■ **What is expected**:
If a line in the data holds the string "heading", list it.

■ **Input records**:
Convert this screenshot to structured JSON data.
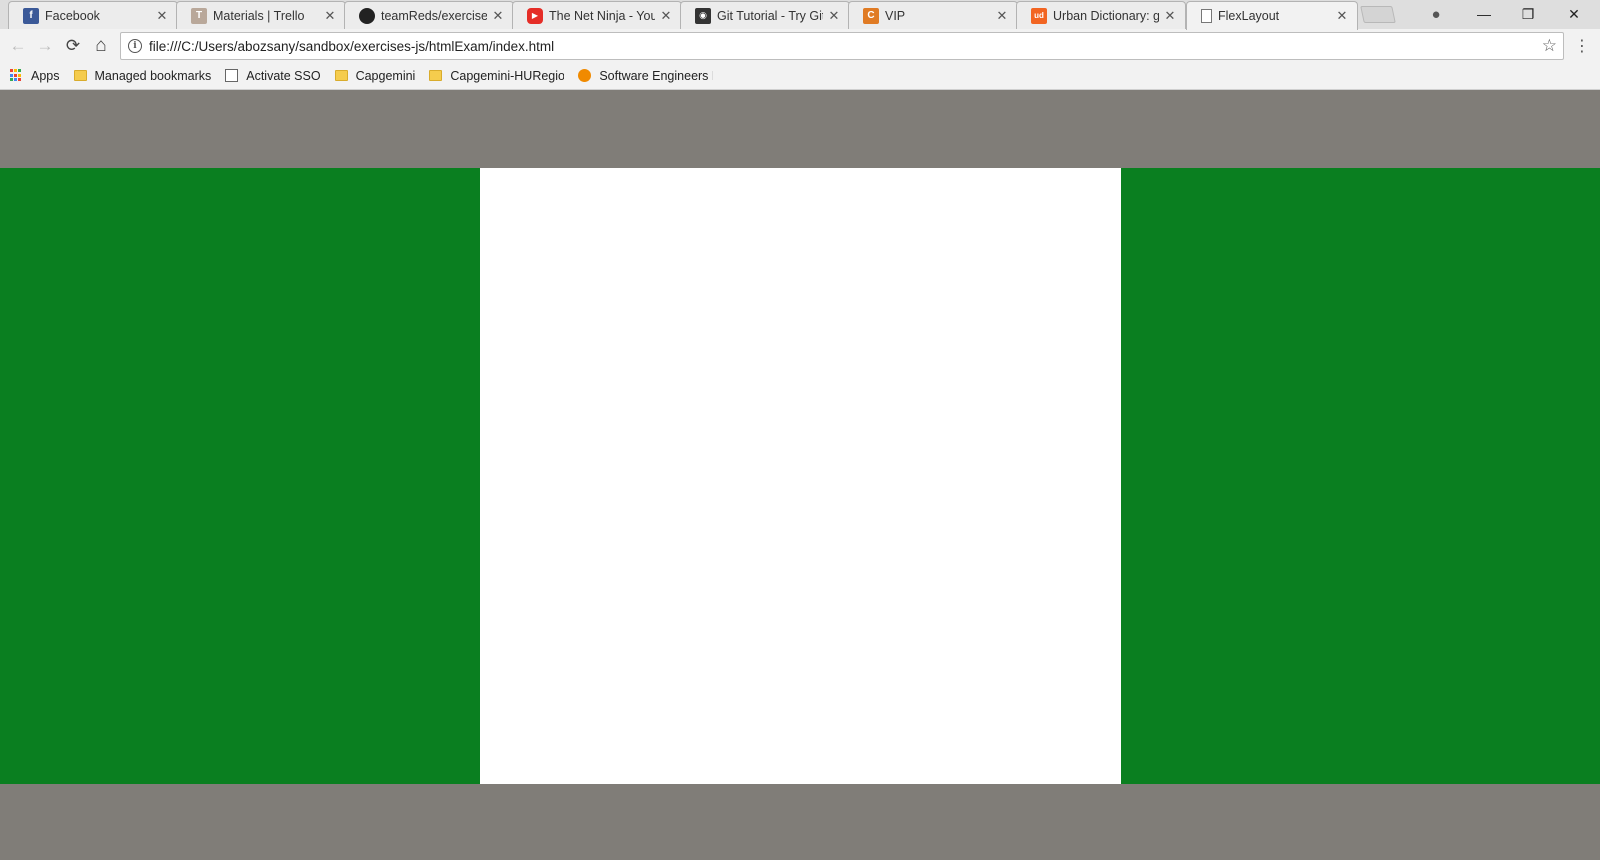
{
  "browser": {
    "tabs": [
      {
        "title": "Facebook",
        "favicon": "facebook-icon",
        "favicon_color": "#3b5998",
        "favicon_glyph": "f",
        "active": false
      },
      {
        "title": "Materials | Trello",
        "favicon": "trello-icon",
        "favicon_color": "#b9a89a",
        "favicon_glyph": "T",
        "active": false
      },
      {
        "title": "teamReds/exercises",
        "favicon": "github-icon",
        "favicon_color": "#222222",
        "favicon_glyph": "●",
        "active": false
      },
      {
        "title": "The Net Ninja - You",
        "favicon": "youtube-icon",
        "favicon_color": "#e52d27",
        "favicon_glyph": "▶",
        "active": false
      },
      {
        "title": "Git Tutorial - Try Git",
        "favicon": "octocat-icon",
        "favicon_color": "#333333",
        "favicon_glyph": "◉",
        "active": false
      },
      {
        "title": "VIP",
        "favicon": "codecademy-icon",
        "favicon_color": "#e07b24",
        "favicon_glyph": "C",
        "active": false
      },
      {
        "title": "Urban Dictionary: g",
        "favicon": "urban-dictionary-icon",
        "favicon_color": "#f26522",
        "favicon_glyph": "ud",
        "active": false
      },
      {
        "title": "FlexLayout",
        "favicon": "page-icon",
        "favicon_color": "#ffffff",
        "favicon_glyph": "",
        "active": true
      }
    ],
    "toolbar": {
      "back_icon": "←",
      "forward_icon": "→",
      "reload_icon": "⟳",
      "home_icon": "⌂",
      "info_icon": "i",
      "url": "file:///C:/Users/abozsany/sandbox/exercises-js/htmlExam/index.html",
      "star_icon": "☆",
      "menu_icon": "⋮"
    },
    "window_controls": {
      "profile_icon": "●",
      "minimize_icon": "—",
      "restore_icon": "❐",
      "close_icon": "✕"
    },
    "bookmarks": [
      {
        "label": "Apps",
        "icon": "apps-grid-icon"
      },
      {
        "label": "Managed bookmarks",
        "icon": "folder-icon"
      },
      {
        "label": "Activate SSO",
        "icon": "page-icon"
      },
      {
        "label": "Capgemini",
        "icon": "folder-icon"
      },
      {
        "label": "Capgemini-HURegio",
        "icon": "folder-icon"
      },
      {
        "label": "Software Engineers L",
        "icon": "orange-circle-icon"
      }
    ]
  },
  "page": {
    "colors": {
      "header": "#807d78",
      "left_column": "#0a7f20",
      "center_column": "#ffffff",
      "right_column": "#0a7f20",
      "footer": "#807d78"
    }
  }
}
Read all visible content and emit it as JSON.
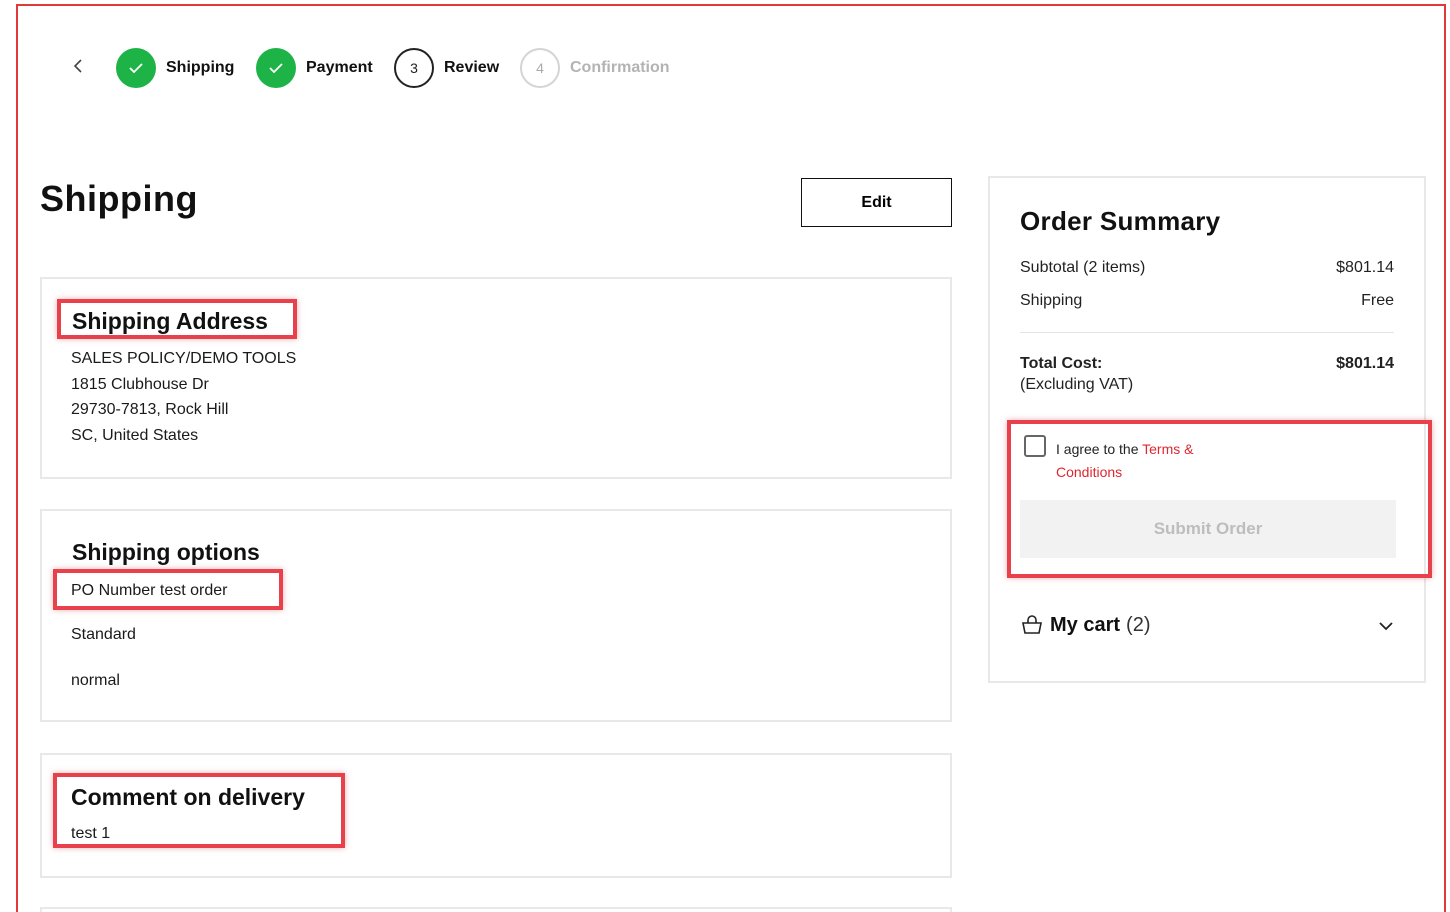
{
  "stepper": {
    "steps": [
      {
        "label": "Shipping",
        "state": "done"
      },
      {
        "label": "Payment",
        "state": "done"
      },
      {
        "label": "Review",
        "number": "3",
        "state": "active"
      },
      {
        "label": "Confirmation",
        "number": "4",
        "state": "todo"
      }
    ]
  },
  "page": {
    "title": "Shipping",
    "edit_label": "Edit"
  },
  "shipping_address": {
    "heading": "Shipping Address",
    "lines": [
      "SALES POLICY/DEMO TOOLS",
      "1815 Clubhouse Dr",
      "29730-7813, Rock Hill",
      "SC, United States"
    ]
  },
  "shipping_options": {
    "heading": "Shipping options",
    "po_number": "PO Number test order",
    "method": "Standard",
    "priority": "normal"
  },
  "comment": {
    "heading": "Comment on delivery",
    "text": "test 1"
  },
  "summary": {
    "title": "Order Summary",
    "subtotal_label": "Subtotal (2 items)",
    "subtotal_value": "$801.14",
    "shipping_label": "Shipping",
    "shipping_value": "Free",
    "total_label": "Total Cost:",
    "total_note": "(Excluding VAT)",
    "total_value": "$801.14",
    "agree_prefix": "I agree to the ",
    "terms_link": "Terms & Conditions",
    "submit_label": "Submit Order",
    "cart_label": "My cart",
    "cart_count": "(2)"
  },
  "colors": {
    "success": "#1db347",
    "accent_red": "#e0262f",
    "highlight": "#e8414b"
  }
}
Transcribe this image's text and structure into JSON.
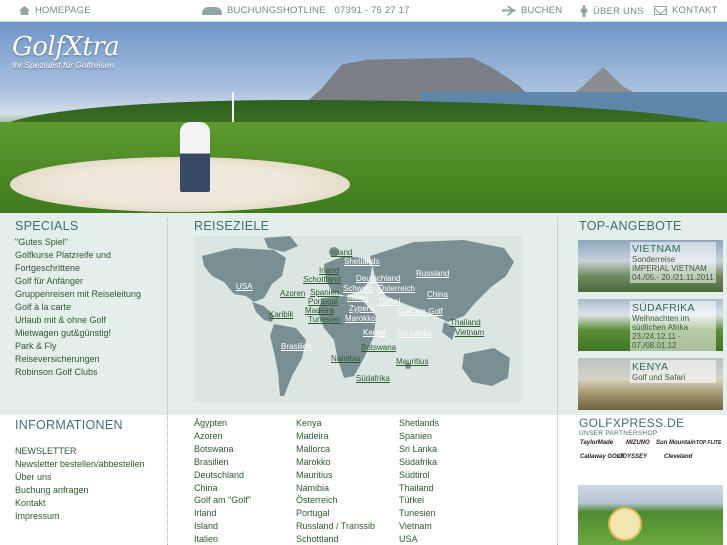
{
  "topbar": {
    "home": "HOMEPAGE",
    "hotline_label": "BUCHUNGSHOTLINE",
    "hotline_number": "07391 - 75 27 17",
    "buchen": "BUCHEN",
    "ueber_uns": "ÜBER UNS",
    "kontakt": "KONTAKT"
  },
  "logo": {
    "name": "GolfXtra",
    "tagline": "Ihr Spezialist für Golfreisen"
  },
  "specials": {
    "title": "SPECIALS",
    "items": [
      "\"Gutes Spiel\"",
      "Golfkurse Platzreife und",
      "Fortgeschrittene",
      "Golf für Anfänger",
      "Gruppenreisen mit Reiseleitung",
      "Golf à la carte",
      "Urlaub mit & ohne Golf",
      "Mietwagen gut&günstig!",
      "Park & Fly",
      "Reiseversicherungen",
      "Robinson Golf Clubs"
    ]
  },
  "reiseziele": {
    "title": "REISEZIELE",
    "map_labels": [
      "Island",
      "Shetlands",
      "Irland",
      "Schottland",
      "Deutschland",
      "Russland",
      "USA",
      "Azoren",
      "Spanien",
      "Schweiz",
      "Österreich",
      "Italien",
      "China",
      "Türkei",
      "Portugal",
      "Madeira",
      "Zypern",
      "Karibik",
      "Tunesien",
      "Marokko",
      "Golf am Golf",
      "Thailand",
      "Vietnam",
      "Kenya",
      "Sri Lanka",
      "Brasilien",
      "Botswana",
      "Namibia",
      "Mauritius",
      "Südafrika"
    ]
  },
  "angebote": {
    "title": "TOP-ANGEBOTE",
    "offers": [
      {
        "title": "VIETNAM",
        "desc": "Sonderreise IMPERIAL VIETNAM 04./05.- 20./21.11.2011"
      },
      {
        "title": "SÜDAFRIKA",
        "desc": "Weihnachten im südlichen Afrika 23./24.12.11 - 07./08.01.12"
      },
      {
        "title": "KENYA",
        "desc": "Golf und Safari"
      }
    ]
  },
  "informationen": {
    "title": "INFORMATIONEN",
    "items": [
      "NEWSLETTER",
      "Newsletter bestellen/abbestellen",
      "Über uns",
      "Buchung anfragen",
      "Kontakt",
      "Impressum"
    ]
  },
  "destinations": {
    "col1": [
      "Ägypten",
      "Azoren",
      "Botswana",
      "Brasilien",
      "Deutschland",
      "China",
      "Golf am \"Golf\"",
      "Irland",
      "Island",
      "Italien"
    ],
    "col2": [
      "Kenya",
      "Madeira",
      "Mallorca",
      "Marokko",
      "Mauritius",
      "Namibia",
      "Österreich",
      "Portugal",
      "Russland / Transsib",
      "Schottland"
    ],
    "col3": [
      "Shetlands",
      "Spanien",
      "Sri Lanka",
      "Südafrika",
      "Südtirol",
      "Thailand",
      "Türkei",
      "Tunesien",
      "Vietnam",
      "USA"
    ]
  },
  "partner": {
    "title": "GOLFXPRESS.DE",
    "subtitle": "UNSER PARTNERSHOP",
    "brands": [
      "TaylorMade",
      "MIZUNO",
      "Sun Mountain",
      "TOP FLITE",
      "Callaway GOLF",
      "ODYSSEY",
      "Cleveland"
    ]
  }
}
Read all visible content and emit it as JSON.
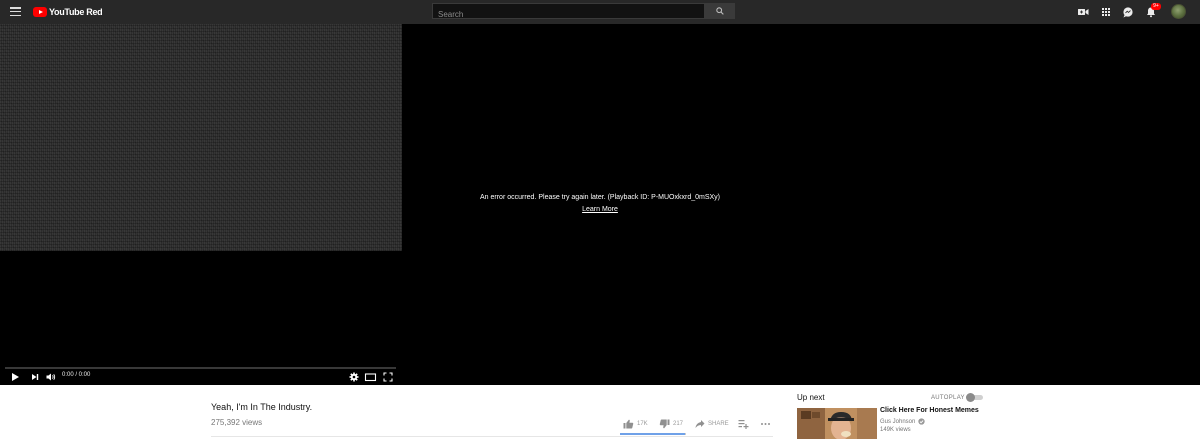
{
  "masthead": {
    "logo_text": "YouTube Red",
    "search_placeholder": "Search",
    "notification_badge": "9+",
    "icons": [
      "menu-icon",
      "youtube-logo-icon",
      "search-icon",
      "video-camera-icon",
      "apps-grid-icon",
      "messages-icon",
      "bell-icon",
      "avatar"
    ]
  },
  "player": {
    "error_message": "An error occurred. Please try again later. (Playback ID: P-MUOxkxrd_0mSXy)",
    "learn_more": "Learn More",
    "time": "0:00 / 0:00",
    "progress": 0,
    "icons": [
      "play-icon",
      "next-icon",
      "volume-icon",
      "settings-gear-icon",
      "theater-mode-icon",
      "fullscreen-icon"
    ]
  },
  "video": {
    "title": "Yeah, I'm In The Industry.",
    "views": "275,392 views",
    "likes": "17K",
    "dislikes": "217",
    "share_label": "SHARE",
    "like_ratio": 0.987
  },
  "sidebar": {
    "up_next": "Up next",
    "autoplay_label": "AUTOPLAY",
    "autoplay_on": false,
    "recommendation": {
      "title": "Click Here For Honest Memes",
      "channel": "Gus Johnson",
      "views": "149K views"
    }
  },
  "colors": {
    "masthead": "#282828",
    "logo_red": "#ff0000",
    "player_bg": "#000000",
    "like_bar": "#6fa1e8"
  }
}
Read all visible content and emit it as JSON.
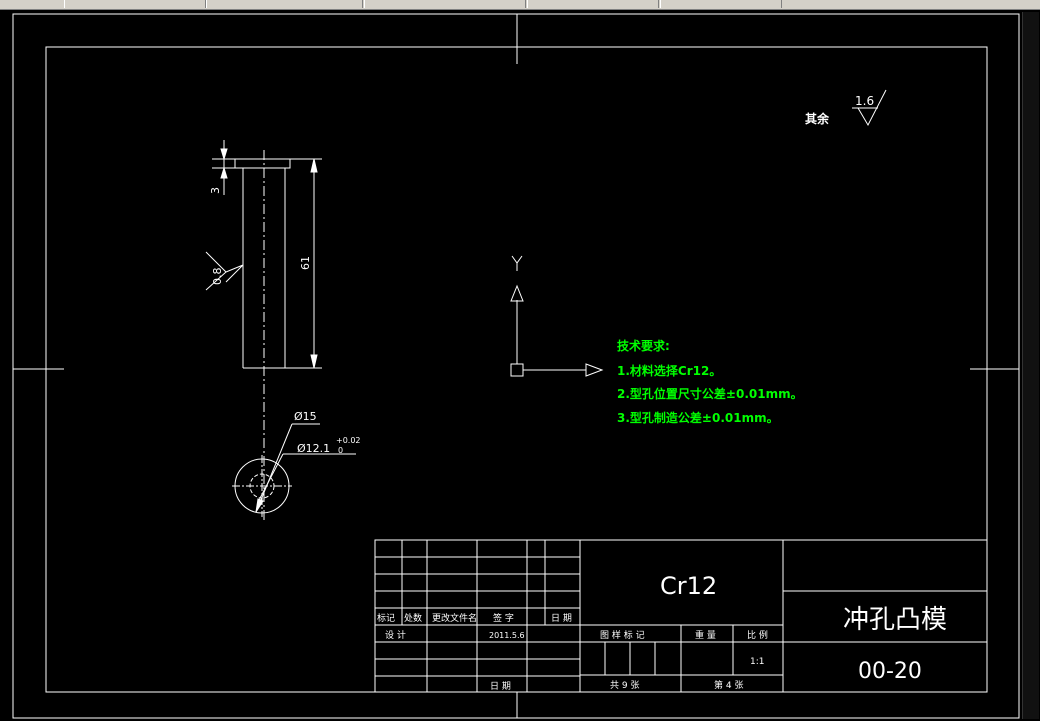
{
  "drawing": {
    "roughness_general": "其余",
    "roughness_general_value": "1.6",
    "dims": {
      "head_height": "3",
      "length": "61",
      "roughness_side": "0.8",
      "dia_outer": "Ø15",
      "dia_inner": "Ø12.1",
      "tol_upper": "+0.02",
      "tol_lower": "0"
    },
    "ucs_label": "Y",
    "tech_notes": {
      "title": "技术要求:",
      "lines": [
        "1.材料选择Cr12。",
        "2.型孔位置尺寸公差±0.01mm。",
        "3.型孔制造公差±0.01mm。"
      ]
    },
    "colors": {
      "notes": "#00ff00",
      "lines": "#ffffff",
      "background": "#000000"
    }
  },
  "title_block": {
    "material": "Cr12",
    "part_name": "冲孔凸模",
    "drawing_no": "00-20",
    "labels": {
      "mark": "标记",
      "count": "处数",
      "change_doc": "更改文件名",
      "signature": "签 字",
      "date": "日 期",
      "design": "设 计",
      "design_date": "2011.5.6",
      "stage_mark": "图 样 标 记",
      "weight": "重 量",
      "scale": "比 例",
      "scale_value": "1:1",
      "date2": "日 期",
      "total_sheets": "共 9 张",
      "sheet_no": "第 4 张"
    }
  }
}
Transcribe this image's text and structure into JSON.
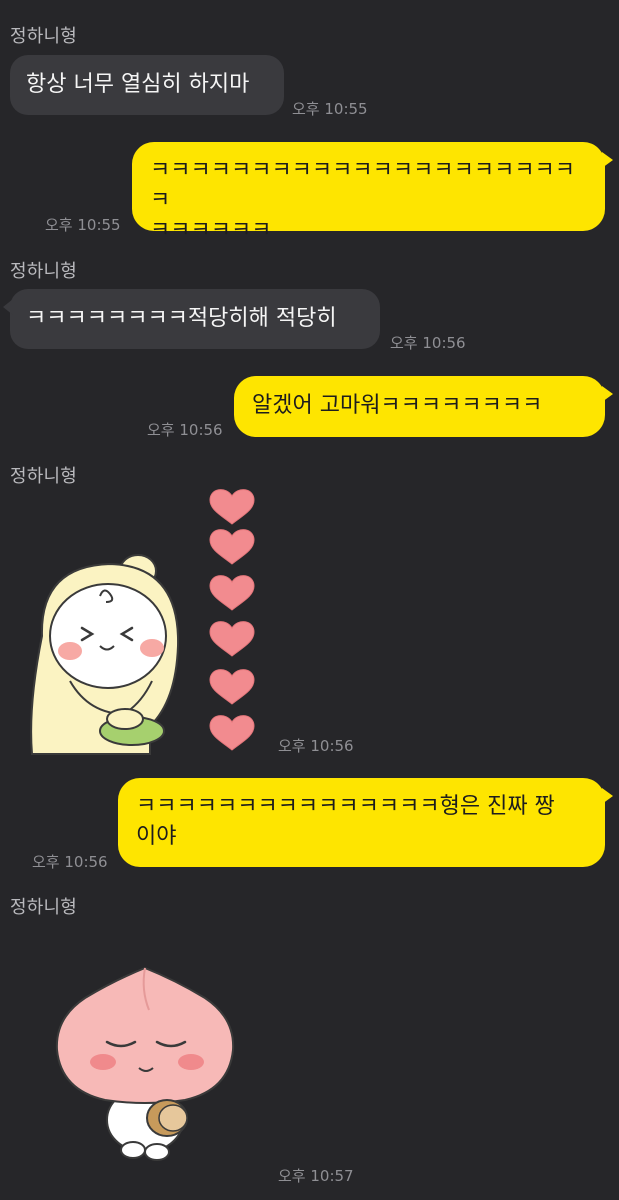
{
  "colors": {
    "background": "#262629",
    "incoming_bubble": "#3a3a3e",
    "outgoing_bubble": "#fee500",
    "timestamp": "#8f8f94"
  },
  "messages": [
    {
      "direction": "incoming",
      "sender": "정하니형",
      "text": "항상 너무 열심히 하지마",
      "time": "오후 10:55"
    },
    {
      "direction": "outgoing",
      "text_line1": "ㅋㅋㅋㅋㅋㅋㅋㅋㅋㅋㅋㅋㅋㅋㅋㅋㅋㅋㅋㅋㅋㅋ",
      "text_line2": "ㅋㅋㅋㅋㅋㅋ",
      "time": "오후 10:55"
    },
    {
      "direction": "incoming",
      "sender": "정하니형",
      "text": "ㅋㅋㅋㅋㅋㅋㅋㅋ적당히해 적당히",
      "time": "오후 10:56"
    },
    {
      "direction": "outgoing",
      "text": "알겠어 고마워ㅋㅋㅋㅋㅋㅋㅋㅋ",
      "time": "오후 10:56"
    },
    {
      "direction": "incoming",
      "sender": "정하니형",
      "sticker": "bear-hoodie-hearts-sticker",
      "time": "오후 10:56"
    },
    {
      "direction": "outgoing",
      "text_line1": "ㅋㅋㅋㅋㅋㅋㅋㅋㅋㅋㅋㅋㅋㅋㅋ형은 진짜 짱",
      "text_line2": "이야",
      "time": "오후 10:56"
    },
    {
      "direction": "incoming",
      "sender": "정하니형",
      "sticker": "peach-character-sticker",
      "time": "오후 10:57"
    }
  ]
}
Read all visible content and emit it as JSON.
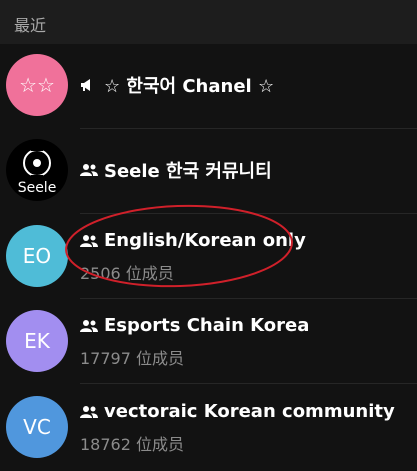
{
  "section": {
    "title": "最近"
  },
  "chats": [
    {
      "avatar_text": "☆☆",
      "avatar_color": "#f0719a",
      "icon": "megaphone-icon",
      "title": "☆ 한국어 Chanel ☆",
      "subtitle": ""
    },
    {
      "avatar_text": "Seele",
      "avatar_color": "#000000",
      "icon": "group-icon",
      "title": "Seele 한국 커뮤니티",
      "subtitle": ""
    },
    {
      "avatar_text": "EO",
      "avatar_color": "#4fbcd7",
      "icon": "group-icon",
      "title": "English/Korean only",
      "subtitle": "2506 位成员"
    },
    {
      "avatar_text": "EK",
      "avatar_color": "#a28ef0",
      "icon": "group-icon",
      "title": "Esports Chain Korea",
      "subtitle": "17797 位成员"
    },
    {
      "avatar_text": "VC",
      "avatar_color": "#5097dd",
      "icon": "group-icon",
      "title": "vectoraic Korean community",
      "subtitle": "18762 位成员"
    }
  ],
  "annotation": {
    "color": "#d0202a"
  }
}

■ **Output of the task**:
    "heading": "Shipping Address",
    "heading": "Shipping options",
    "heading": "Comment on delivery",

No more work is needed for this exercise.